Exercise aim — Only a number is expected here: the count of lines in the data that contain "type".

Data for processing —
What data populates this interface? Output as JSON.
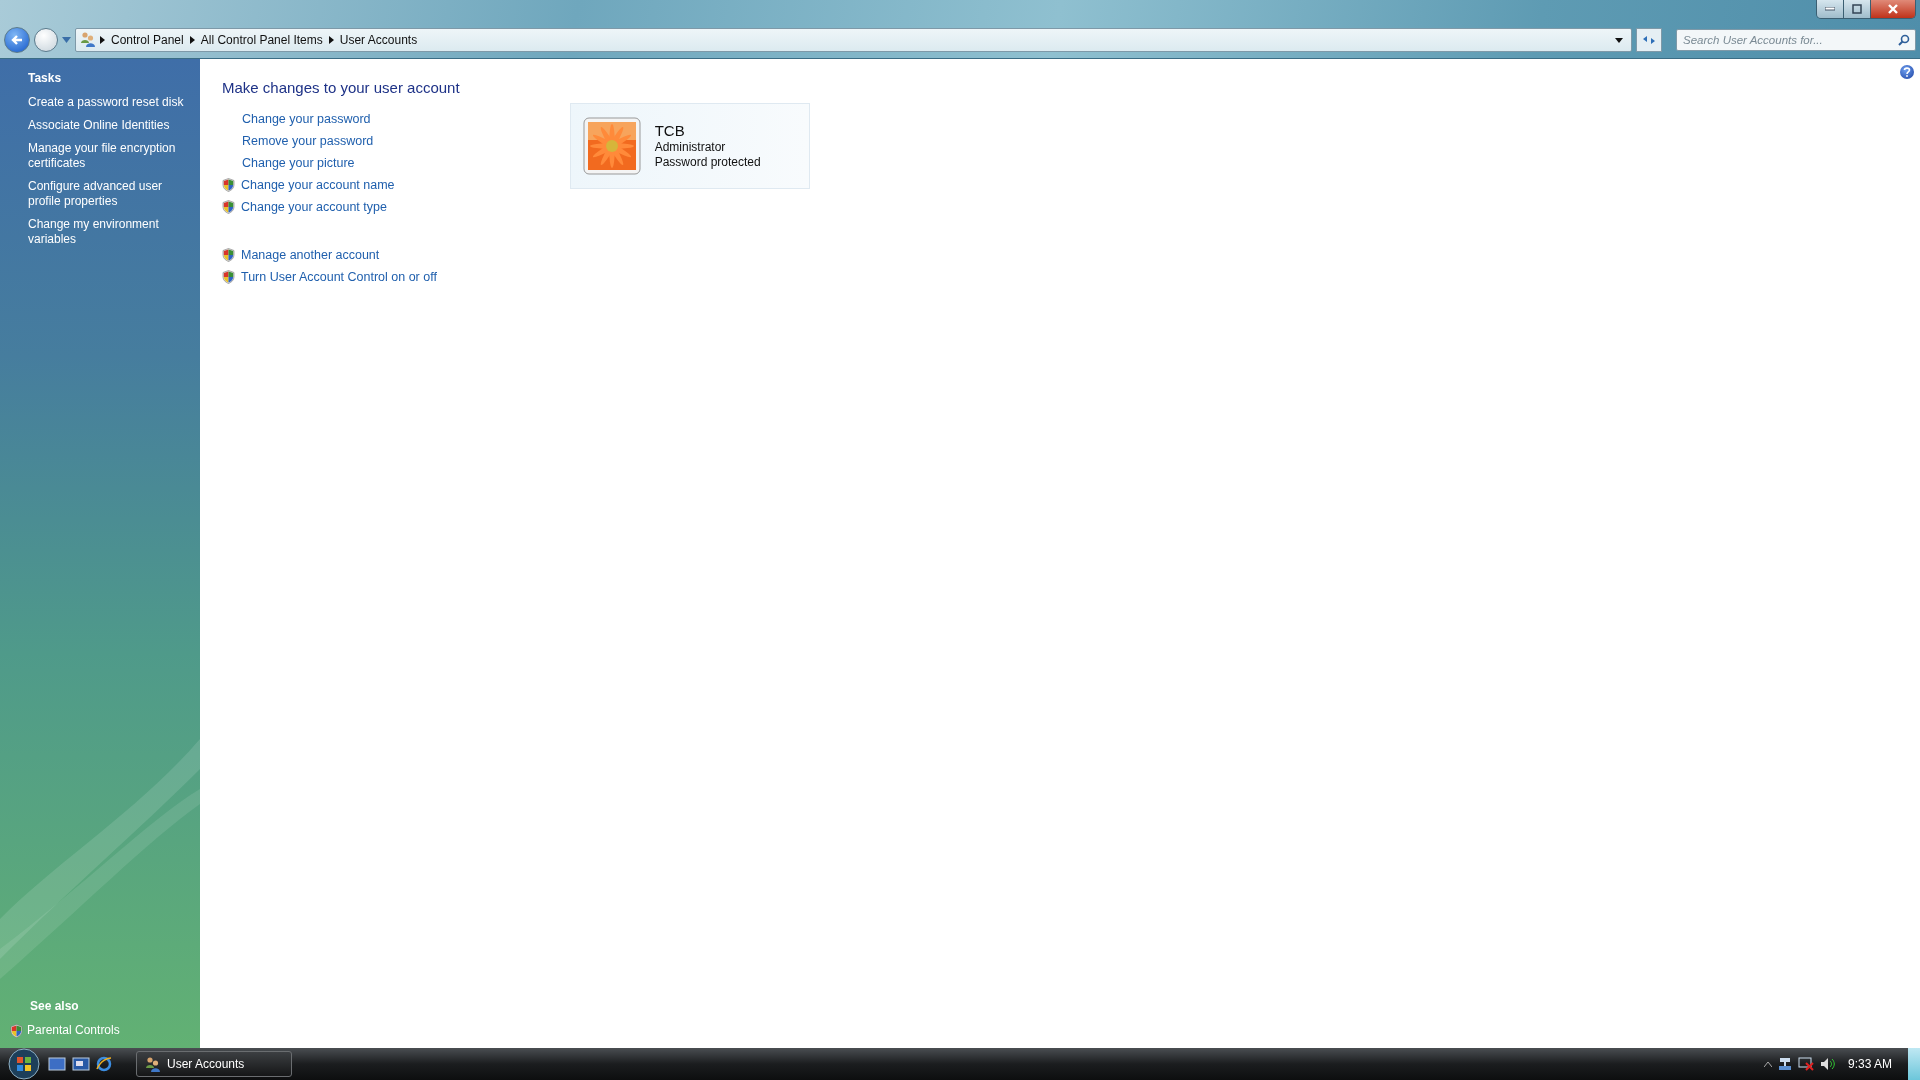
{
  "address_bar": {
    "breadcrumb": [
      "Control Panel",
      "All Control Panel Items",
      "User Accounts"
    ]
  },
  "search": {
    "placeholder": "Search User Accounts for..."
  },
  "sidebar": {
    "tasks_heading": "Tasks",
    "tasks": [
      "Create a password reset disk",
      "Associate Online Identities",
      "Manage your file encryption certificates",
      "Configure advanced user profile properties",
      "Change my environment variables"
    ],
    "see_also_heading": "See also",
    "see_also": [
      {
        "label": "Parental Controls",
        "kind": "shield"
      }
    ]
  },
  "main": {
    "title": "Make changes to your user account",
    "link_groups": [
      [
        {
          "label": "Change your password",
          "kind": "plain"
        },
        {
          "label": "Remove your password",
          "kind": "plain"
        },
        {
          "label": "Change your picture",
          "kind": "plain"
        },
        {
          "label": "Change your account name",
          "kind": "shield"
        },
        {
          "label": "Change your account type",
          "kind": "shield"
        }
      ],
      [
        {
          "label": "Manage another account",
          "kind": "shield"
        },
        {
          "label": "Turn User Account Control on or off",
          "kind": "shield"
        }
      ]
    ],
    "account": {
      "name": "TCB",
      "type": "Administrator",
      "status": "Password protected"
    }
  },
  "taskbar": {
    "window_button": "User Accounts",
    "clock": "9:33 AM"
  }
}
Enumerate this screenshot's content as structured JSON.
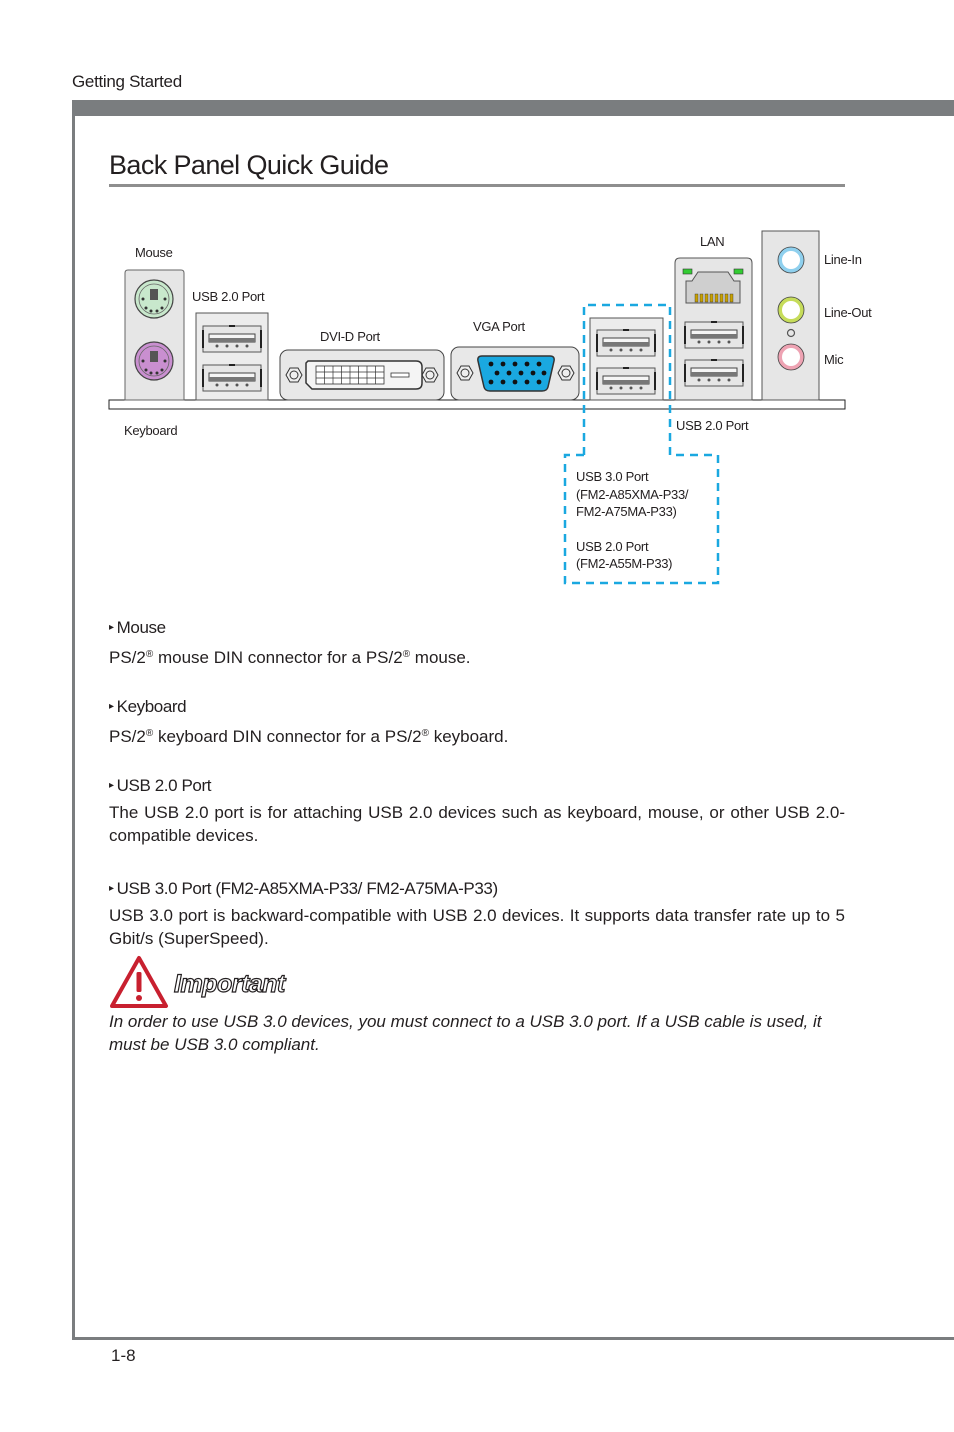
{
  "header": {
    "section": "Getting Started"
  },
  "page": {
    "title": "Back Panel Quick Guide",
    "number": "1-8"
  },
  "diagram": {
    "labels": {
      "mouse": "Mouse",
      "keyboard": "Keyboard",
      "usb2_left": "USB 2.0 Port",
      "dvi": "DVI-D Port",
      "vga": "VGA Port",
      "lan": "LAN",
      "usb2_right": "USB 2.0 Port",
      "line_in": "Line-In",
      "line_out": "Line-Out",
      "mic": "Mic",
      "callout_line1": "USB 3.0 Port",
      "callout_line2": "(FM2-A85XMA-P33/",
      "callout_line3": "FM2-A75MA-P33)",
      "callout_line4": "USB 2.0 Port",
      "callout_line5": "(FM2-A55M-P33)"
    },
    "colors": {
      "mouse_port": "#c8e8cc",
      "keyboard_port": "#c98fd0",
      "vga_port": "#1aa8e0",
      "lan_led": "#33cc33",
      "line_in": "#8fd0ee",
      "line_out": "#c6dc5a",
      "mic": "#eea3b3",
      "callout_dash": "#1aa8e0"
    }
  },
  "descriptions": [
    {
      "heading": "Mouse",
      "body_pre": "PS/2",
      "body_mid": " mouse DIN connector for a PS/2",
      "body_post": " mouse.",
      "reg": "®"
    },
    {
      "heading": "Keyboard",
      "body_pre": "PS/2",
      "body_mid": " keyboard DIN connector for a PS/2",
      "body_post": " keyboard.",
      "reg": "®"
    },
    {
      "heading": "USB 2.0 Port",
      "body": "The USB 2.0 port is for attaching USB 2.0 devices such as keyboard, mouse, or other USB 2.0-compatible devices."
    },
    {
      "heading": "USB 3.0 Port (FM2-A85XMA-P33/ FM2-A75MA-P33)",
      "body": "USB 3.0 port is backward-compatible with USB 2.0 devices. It supports data transfer rate up to 5 Gbit/s (SuperSpeed)."
    }
  ],
  "important": {
    "title": "Important",
    "body": "In order to use USB 3.0 devices, you must connect to a USB 3.0 port. If a USB cable is used, it must be USB 3.0 compliant.",
    "icon": "warning-triangle-icon",
    "icon_color": "#c8202f"
  },
  "bullet_glyph": "▸"
}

Answer section — 2